*** RECORDS FOR PROCESSING ***

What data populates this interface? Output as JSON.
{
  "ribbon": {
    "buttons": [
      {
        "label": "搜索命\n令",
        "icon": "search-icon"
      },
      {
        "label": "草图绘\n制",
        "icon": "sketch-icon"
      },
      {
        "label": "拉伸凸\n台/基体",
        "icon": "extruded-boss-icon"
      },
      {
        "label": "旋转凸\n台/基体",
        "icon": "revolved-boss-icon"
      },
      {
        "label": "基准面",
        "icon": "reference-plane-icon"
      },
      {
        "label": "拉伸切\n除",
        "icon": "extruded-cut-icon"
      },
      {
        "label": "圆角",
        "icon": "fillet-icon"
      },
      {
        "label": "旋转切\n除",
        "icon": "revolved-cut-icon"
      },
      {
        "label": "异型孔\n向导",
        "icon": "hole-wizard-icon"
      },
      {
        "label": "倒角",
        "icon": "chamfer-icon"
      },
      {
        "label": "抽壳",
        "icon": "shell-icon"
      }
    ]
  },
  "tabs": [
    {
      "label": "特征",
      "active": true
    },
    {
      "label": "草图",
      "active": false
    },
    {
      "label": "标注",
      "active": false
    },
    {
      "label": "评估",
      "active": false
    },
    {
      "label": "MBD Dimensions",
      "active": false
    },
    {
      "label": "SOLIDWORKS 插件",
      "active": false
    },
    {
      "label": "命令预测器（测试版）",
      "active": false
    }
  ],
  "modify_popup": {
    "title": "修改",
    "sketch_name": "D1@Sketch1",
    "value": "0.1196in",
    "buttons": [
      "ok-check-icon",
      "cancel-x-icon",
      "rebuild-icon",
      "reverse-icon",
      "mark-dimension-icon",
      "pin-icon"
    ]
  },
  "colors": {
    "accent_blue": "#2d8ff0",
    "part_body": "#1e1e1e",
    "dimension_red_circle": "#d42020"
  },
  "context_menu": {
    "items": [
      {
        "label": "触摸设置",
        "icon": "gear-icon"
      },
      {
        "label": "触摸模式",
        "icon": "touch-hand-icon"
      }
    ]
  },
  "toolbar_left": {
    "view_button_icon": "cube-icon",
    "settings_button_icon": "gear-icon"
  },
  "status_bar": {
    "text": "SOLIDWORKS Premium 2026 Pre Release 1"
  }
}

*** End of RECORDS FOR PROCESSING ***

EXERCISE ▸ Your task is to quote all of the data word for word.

TASK SOLUTION ▸
What data populates this interface? Output as JSON.
{
  "ribbon": {
    "buttons": [
      {
        "label": "搜索命\n令",
        "icon": "search-icon"
      },
      {
        "label": "草图绘\n制",
        "icon": "sketch-icon"
      },
      {
        "label": "拉伸凸\n台/基体",
        "icon": "extruded-boss-icon"
      },
      {
        "label": "旋转凸\n台/基体",
        "icon": "revolved-boss-icon"
      },
      {
        "label": "基准面",
        "icon": "reference-plane-icon"
      },
      {
        "label": "拉伸切\n除",
        "icon": "extruded-cut-icon"
      },
      {
        "label": "圆角",
        "icon": "fillet-icon"
      },
      {
        "label": "旋转切\n除",
        "icon": "revolved-cut-icon"
      },
      {
        "label": "异型孔\n向导",
        "icon": "hole-wizard-icon"
      },
      {
        "label": "倒角",
        "icon": "chamfer-icon"
      },
      {
        "label": "抽壳",
        "icon": "shell-icon"
      }
    ]
  },
  "tabs": [
    {
      "label": "特征",
      "active": true
    },
    {
      "label": "草图",
      "active": false
    },
    {
      "label": "标注",
      "active": false
    },
    {
      "label": "评估",
      "active": false
    },
    {
      "label": "MBD Dimensions",
      "active": false
    },
    {
      "label": "SOLIDWORKS 插件",
      "active": false
    },
    {
      "label": "命令预测器（测试版）",
      "active": false
    }
  ],
  "modify_popup": {
    "title": "修改",
    "sketch_name": "D1@Sketch1",
    "value": "0.1196in",
    "buttons": [
      "ok-check-icon",
      "cancel-x-icon",
      "rebuild-icon",
      "reverse-icon",
      "mark-dimension-icon",
      "pin-icon"
    ]
  },
  "colors": {
    "accent_blue": "#2d8ff0",
    "part_body": "#1e1e1e",
    "dimension_red_circle": "#d42020"
  },
  "context_menu": {
    "items": [
      {
        "label": "触摸设置",
        "icon": "gear-icon"
      },
      {
        "label": "触摸模式",
        "icon": "touch-hand-icon"
      }
    ]
  },
  "toolbar_left": {
    "view_button_icon": "cube-icon",
    "settings_button_icon": "gear-icon"
  },
  "status_bar": {
    "text": "SOLIDWORKS Premium 2026 Pre Release 1"
  }
}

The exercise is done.